By Elizabeth Pauley, Associate Vice President, Education to Career, The Boston Foundation
March 19, 2021
To a person, we have felt the impact of the triple turmoil of pandemic, economic crisis and racial reckoning, but we have not felt it equally. The suffering has been most concentrated in communities that were marginalized before the pandemic: communities of color, immigrants, and other groups that have experienced longstanding structural racism and its pervasive inequities. We must acknowledge the losses and trauma experienced by these neighbors and must commit that even as the region begins to return to health and safety, returning to the old “normal” is not an option.
For philanthropy, that means we cannot miss lessons we’ve learned through crisis grantmaking over the last 12 months. Individuals and families, corporations and foundations have given generously. At the city and state levels, at United Ways and community foundations, new and nimble response funds provided critical and timely resources to community organizations and relief to those they serve.
In adapting to emergency circumstances, funders have in many cases brought their operations more in line with their missions and values. For some grantmakers, this was a continuation or natural evolution of their philanthropy. For others, it was a sea change. For both, this kind of investing should become philanthropy’s new normal: flexible dollars awarded to those most proximate to the work. To enact that we need to:
Here’s one way that new approach has played out. At the Boston Foundation, our COVID-19 Response Fund has raised over $15 million for relief and recovery through more than 1,300 unique gifts, ranging from $24 to $750,000. The first phase of grantmaking from this fund focused on relief: More than 200 organizations received general operating support grants to help them meet the needs of their community. Sixty percent of these organizations are led by people of color, a deliberate outcome because we are keeping racial equity at the forefront and are committed to investing in those most connected to community.
The second round of grantmaking launched in December and focused on recovery; grants went to nearly 20 organizations that are led by or serving people of color in communities hard hit by the pandemic. All are working to address basic needs support while going beyond that to tackle the root causes of the pandemic’s disproportionate pain. Even though the suffering caused by the pandemic is far from over, we believed it was incumbent upon us to advance a conversation about what it will mean to build toward a more just and equitable Greater Boston. Business as usual, with built-in, longstanding and pervasive inequities, cannot be what we return to.
As a first step, we are working with these organizations as community partners to co-create a vision for a just and equitable recovery, and how that can play out in Greater Boston. Through surveys and conversations, we are learning from their work and using that to envision a new normal, describing a Boston that includes:
We are in the early stages of this effort. The vision for recovery will need to be translated into actions, and additional resources will be needed to accelerate recovery.

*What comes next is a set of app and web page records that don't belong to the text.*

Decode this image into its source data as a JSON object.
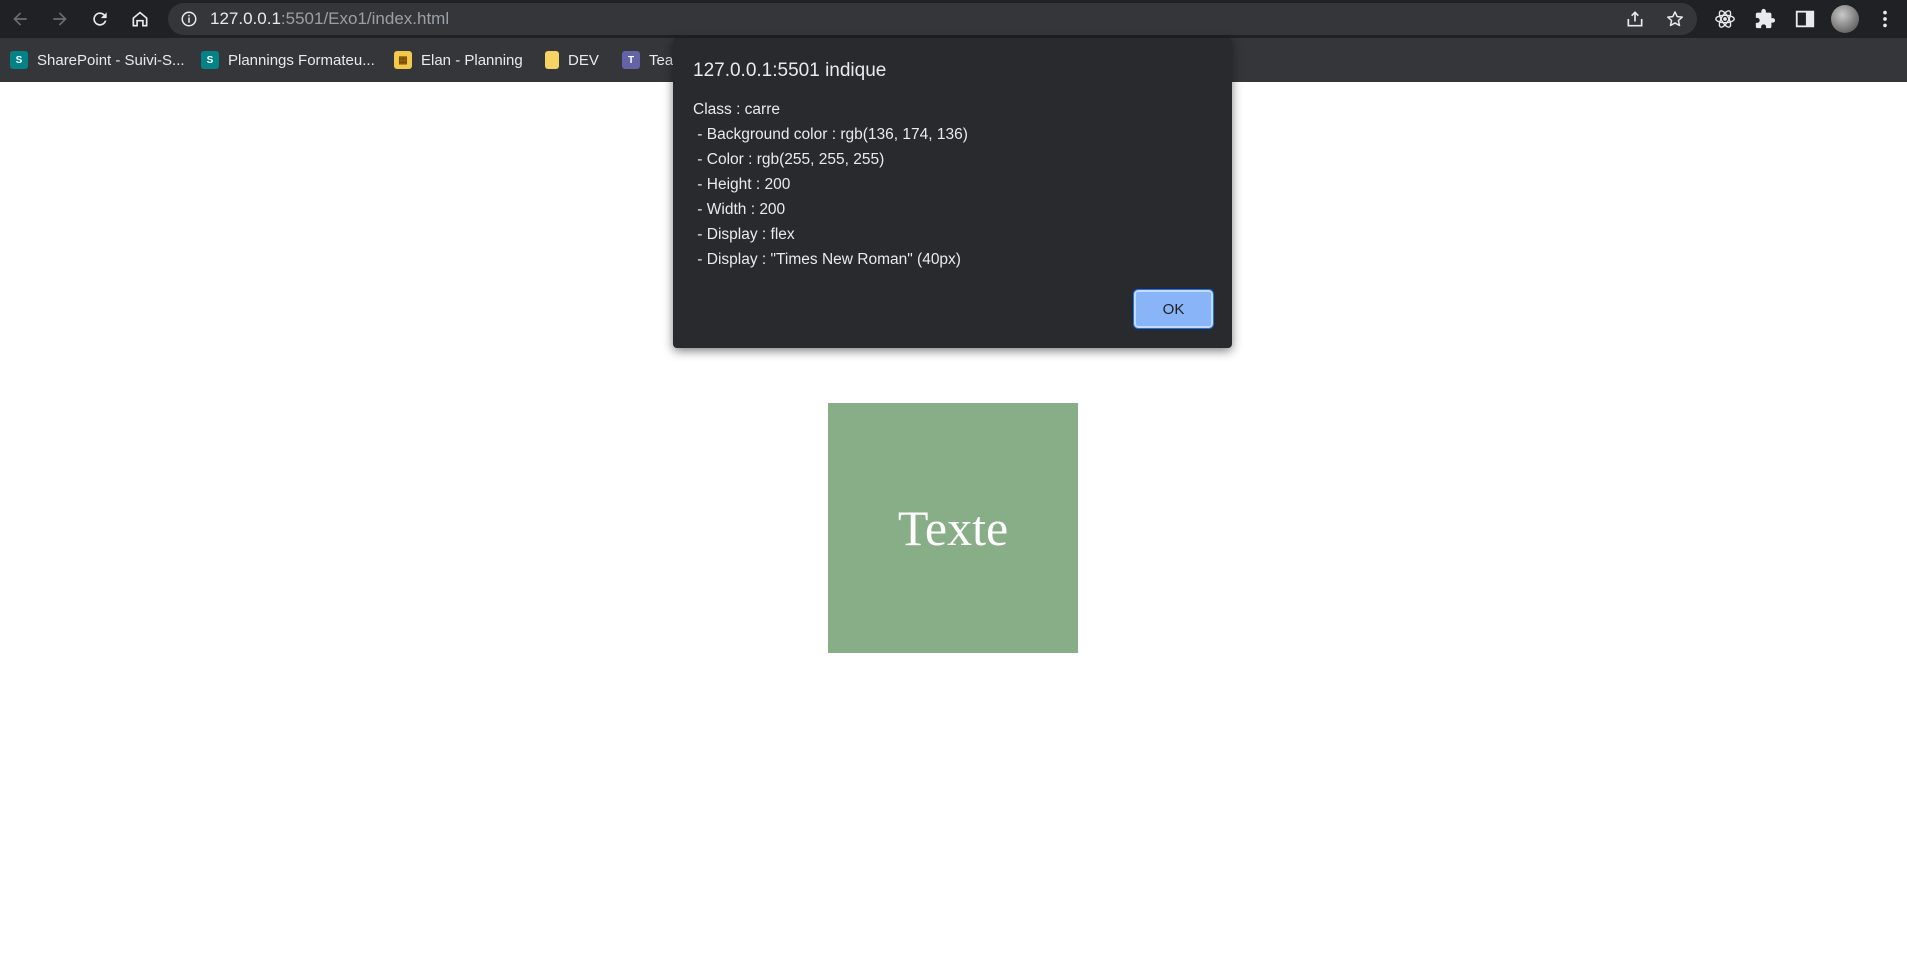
{
  "browser": {
    "url_host": "127.0.0.1",
    "url_rest": ":5501/Exo1/index.html"
  },
  "bookmarks": [
    {
      "label": "SharePoint - Suivi-S...",
      "icon": "sharepoint-icon",
      "color": "#038387"
    },
    {
      "label": "Plannings Formateu...",
      "icon": "sharepoint-icon",
      "color": "#038387"
    },
    {
      "label": "Elan - Planning",
      "icon": "planning-icon",
      "color": "#f2c94c"
    },
    {
      "label": "DEV",
      "icon": "folder-icon",
      "color": "#f6d365"
    },
    {
      "label": "Tea",
      "icon": "teams-icon",
      "color": "#6264a7"
    }
  ],
  "page": {
    "square_text": "Texte",
    "square_color": "rgb(136, 174, 136)"
  },
  "dialog": {
    "title": "127.0.0.1:5501 indique",
    "lines": [
      "Class : carre",
      " - Background color : rgb(136, 174, 136)",
      " - Color : rgb(255, 255, 255)",
      " - Height : 200",
      " - Width : 200",
      " - Display : flex",
      " - Display : \"Times New Roman\" (40px)"
    ],
    "ok_label": "OK"
  }
}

The lessons we’ve learned from crisis grantmaking through the COVID-19 Response Fund should guide philanthropy’s “new normal” practices: Trust community leadership; understand and listen to needs they articulate for and with their communities; use data to guide our choices; and use a range of measures to capture the near-term and longer-term change.
The crises we are facing offer an opportunity for us to work differently together. It isn’t easy or fast and it calls on philanthropy to operate with greater faith in community leaders. But the resulting recovery should be one in which opportunity is more accessible for all residents.